In Georgia, wildlife officials are trying to eradicate the tegus from Toombs and western Tattnall counties. Using traps, they have to trap each tegu painstakingly. However, they encourage residents to dispatch tegus humanely.

Georgia officials have asked people to avoid leaving pet foods outside, as it can attract the lizard.  Volunteers in the state trap the tegus and give them to people who want them as pets.

Meanwhile, in South Carolina, the tegus have made it to at least four counties. According to National Geographic, there have been sightings in Alabama, Louisiana, and Texas. In Alabama, legislators enacted a ban on importing the animal.

Amy Yackel Adams, a biologist with the U.S. Geological Survey, says the tegus could spread to the entire southeast portion of the United States. Currently, there’s no official estimate of how many currently live in the U.S.

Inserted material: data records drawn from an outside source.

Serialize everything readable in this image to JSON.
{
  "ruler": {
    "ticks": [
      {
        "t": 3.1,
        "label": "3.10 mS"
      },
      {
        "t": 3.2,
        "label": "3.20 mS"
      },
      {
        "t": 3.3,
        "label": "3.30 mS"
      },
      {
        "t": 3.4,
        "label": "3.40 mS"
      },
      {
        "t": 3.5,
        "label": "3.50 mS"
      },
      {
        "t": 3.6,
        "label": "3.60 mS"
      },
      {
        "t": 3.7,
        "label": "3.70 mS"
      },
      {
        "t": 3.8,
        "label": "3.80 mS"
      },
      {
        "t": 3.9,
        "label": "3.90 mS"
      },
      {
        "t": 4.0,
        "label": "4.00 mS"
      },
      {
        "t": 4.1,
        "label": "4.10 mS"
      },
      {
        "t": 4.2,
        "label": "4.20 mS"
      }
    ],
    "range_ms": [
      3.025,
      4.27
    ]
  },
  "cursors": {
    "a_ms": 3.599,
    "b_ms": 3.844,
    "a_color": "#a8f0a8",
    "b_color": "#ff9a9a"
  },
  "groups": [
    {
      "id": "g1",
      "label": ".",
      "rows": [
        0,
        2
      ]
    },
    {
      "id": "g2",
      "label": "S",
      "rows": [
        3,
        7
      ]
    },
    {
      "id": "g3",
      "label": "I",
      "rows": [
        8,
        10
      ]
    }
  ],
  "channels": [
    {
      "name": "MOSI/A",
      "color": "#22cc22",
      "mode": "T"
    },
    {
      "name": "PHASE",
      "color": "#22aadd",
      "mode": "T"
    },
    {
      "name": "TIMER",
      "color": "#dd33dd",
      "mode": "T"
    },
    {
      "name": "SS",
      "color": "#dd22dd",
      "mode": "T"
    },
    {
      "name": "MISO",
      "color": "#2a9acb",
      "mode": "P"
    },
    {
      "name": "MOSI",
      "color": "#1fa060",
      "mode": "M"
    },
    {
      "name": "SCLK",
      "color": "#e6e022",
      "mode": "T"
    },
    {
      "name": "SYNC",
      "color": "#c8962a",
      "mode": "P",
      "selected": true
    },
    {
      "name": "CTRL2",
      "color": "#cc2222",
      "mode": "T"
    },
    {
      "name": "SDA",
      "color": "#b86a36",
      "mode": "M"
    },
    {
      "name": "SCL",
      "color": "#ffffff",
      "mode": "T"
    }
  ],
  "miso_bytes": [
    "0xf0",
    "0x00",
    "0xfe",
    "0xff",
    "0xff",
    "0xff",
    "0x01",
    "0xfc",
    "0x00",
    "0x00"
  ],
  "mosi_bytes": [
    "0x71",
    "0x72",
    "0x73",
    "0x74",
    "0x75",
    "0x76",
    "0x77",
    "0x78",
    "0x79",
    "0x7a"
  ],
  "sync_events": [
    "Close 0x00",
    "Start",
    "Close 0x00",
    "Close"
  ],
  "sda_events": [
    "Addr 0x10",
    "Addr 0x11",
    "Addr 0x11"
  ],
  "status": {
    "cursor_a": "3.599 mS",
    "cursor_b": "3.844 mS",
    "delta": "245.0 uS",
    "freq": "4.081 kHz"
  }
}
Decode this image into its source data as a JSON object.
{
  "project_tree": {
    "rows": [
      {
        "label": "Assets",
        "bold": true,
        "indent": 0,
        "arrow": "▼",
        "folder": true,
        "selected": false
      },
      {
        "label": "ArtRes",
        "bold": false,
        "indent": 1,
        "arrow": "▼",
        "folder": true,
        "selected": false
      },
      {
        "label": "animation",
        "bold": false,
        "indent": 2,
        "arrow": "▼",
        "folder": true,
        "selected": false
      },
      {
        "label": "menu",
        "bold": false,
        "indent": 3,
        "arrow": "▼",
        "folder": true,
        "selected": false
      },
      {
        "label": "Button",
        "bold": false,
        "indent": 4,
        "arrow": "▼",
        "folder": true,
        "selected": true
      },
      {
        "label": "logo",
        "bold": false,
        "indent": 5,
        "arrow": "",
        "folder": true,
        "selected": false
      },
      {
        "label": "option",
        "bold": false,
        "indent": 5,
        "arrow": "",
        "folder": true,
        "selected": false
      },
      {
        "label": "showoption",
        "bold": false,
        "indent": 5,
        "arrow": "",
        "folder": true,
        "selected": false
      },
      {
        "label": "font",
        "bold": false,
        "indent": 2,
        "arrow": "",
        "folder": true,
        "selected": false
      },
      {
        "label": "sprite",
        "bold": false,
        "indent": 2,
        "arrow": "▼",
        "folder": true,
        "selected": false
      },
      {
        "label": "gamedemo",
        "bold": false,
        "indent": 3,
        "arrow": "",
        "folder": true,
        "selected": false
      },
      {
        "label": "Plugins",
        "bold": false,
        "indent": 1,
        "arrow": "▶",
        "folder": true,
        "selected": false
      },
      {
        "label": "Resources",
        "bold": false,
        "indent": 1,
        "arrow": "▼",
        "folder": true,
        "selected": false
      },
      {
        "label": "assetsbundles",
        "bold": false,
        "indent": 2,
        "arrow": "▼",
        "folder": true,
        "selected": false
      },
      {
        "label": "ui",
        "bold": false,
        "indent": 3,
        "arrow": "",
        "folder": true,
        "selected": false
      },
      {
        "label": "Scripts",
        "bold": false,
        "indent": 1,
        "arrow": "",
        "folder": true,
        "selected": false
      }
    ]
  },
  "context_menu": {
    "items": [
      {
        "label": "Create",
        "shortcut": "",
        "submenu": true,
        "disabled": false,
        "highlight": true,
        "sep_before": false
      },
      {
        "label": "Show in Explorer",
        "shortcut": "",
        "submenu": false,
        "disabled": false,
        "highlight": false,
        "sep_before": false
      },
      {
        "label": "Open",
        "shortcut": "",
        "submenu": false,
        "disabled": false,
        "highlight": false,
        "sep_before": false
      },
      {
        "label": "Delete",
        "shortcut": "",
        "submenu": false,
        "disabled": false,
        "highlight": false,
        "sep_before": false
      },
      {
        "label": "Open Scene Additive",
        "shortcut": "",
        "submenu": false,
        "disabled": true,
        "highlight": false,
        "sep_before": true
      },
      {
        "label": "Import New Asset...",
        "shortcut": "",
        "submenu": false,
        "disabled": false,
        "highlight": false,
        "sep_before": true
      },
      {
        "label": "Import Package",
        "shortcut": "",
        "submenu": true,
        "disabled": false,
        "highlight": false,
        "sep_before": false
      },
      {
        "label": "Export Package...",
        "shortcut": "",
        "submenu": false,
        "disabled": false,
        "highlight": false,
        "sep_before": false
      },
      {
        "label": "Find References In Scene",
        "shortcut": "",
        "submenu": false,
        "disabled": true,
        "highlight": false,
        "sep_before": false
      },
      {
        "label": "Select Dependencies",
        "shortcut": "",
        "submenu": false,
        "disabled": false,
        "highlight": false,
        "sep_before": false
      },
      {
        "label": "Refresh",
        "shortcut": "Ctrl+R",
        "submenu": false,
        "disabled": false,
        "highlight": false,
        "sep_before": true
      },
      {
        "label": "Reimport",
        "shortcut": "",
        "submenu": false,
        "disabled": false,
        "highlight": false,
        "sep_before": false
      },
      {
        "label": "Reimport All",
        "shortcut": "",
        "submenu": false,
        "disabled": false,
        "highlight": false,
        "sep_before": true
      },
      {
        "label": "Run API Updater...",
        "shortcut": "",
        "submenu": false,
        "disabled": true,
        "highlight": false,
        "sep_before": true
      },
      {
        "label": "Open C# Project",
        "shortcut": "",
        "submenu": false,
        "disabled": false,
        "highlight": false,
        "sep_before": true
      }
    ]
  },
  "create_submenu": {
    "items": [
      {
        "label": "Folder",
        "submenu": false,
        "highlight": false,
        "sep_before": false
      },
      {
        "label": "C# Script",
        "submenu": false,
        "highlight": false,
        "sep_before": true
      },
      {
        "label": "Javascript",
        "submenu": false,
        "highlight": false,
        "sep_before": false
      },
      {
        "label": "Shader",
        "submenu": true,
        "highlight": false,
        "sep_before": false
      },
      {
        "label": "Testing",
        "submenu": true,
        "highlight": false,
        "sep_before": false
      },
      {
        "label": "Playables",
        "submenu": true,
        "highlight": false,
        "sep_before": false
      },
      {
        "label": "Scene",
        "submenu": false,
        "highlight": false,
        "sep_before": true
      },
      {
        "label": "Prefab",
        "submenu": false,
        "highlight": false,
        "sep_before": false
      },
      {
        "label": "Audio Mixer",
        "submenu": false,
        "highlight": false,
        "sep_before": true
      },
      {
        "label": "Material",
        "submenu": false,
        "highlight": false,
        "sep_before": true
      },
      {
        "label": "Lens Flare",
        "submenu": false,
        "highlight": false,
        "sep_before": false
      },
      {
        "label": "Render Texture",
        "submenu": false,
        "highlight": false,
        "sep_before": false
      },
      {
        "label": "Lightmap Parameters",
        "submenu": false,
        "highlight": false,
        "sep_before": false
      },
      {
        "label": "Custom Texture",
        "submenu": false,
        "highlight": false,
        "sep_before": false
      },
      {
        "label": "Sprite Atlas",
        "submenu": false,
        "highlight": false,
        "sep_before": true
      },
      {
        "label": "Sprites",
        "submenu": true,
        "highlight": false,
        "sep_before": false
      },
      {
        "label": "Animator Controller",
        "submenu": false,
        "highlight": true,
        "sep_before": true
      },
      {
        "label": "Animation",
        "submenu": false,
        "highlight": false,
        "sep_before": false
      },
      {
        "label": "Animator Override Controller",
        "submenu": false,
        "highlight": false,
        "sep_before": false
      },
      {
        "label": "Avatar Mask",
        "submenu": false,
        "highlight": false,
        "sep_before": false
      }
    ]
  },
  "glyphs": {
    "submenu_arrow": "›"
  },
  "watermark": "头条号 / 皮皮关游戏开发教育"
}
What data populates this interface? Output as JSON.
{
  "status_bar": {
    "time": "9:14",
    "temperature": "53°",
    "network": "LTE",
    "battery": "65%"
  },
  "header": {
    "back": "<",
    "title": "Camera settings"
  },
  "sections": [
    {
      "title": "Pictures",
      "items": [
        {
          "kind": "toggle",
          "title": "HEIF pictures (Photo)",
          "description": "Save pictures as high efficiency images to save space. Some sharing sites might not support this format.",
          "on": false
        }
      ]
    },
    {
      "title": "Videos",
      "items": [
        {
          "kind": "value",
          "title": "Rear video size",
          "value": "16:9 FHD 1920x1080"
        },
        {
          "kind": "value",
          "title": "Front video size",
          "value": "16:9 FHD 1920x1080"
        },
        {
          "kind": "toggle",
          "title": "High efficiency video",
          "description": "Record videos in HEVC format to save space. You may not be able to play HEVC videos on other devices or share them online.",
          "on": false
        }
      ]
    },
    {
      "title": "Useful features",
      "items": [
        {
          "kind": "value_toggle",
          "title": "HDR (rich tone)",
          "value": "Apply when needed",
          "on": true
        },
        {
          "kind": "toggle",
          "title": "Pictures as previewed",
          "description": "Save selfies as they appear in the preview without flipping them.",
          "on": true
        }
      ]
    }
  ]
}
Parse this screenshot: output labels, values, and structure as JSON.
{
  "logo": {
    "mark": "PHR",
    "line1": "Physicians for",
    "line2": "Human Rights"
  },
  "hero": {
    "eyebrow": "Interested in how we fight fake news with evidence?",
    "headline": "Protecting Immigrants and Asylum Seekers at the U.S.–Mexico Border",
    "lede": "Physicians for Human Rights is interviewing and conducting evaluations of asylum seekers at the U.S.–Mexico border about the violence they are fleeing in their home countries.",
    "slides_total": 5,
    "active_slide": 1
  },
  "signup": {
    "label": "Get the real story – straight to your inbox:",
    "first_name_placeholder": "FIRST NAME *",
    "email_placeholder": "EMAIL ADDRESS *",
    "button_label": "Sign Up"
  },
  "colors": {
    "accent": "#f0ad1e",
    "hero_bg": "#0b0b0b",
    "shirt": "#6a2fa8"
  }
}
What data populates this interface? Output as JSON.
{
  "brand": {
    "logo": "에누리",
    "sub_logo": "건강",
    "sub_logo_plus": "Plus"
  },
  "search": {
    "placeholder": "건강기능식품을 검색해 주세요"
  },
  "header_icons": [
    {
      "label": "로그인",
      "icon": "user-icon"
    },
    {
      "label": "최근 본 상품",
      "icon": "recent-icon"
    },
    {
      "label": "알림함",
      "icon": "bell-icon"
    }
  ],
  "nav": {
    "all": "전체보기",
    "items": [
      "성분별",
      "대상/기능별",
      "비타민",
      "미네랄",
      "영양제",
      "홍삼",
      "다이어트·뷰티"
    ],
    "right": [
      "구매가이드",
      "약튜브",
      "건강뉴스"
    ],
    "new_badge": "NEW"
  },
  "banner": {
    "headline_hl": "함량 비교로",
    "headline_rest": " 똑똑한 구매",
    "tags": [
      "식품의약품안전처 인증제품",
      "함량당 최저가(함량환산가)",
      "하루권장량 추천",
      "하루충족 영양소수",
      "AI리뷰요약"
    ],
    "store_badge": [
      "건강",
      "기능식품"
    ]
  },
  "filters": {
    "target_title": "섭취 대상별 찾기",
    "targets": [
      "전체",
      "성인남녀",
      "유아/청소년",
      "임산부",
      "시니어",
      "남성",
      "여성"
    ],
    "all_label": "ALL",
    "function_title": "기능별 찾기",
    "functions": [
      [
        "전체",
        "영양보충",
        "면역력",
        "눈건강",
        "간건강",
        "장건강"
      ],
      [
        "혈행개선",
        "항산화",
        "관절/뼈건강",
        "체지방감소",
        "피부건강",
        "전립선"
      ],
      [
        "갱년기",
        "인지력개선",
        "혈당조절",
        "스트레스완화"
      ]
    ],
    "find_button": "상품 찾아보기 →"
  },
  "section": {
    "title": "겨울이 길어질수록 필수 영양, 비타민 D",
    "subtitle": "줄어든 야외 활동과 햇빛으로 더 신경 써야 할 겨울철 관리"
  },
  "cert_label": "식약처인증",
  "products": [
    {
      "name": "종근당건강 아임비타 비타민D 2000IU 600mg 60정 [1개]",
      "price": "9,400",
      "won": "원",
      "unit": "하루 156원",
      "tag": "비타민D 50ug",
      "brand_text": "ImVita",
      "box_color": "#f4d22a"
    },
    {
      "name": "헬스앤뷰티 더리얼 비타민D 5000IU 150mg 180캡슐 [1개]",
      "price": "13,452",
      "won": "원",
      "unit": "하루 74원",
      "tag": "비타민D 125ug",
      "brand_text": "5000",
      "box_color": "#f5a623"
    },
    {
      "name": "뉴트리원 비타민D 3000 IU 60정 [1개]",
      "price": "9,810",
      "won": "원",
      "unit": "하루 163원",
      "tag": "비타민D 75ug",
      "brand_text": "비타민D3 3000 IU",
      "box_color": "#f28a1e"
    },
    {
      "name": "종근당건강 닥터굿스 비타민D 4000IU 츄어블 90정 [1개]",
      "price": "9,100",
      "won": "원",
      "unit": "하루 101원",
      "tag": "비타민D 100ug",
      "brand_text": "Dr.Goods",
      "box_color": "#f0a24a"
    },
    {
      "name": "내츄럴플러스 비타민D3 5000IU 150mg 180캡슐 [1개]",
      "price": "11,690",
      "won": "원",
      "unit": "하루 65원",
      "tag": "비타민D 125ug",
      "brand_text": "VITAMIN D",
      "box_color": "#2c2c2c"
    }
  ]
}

It’s possible U.S. poultry farmers may be impacted as the lizards are known to sneak into chicken coops in Venezuela. There, they are known as el lobo pollero, “the chicken wolf.”

Cute Babies Have a Bright Green Head

Baby Argentine tegus have a bright green head and back. Their bright coloration and spots, inquisitive nature, and relatively docile personalities make them attractive pets. On the other hand, they grow enormous and need lots of space, food, and attention.

Like many reptiles, the tegu can drop its tail and regrow it, though it may not grow back to the same length.

As noted, they can live for two decades so they are a lifetime commitment. Sadly, this is why so many likely ended up in the wild.

Baby Argentine tegu
Baby Argentine tegu, Image via YouTube
Adult Argentine tegu
Adult Argentine tegu, image via Youtube

At adult size, they require an enclosure at least eight feet by four feet. Thus, they require far more space than their juvenile size suggests. One would require a large reptile room for an ideal environment. Consequently, few breeders produce them for pets.

As a pet, these large reptiles can deliver a severe bite. Fortunately, some experts say they tend to be mellow compared to the less-expensive similar-looking Columbian tegu. They are intelligent, curious, and seem to enjoy some interactions with their trusted humans.

On the other hand, these tegus can have periods of grumpy behavior as they become adolescents. Notably, behavior can change fast if pets are taken outside in natural light.

See more about the Argentine Tegu as a pet from Clint’s Reptiles:

Brumation During Cold Months

The Argentine tegu is capable of surviving cool temperatures with a brumation period, similar to hibernation. When temperatures drop, they seek underground burrows and move very little without eating. Rather than creating a burrow, they steal other animals’ homes like gopher tortoises or burrowing owls.

During brumation, their metabolism slows to the extent that they don’t require food for long periods. However, the tegus still must occasionally find water. 

Through brumation, tegus can survive colder temperatures than some other reptiles. Plus, they can elevate their body temperatures by as much as 18 degrees Fahrenheit above the surrounding ambient temperature.

In Florida, the tegus emerge from their burrows as early as February.

Like other invasive species like the Asian Giant Hornet, wildlife officials have their hands full trying to stop their invasions. Similar and even bigger reptiles called Asian and Nile monitors are also invading the Sunshine State, first seen in 1990. 

See more about the African Nile monitor lizard invasion in Florida via WPTV:

Are Argentine Tegus Here to Stay?

The Argentine black and white tegu may be here to stay, despite wildlife officials’ best efforts. In Argentina, they have remained plentiful, though the country can export two million tegu skins annually. Skins are used for leather, and the reptiles are also a food source for rural and native people.

Wildlife officials trapped around 900 Argentina tegus in South Florida in 2020. Nevertheless, they remain plentiful, according to the U.S. Geological Survey. In Georgia, numbers are so far much smaller at only six, down from twelve last year.

If you spot one of these reptiles, contact your local wildlife officials to report the sighting. Although they are fascinating creatures, they pose a real threat to our irreplaceable native wildlife.

See a wild tegu chase from Brave Wilderness:


Featured image: Screenshot via YouTube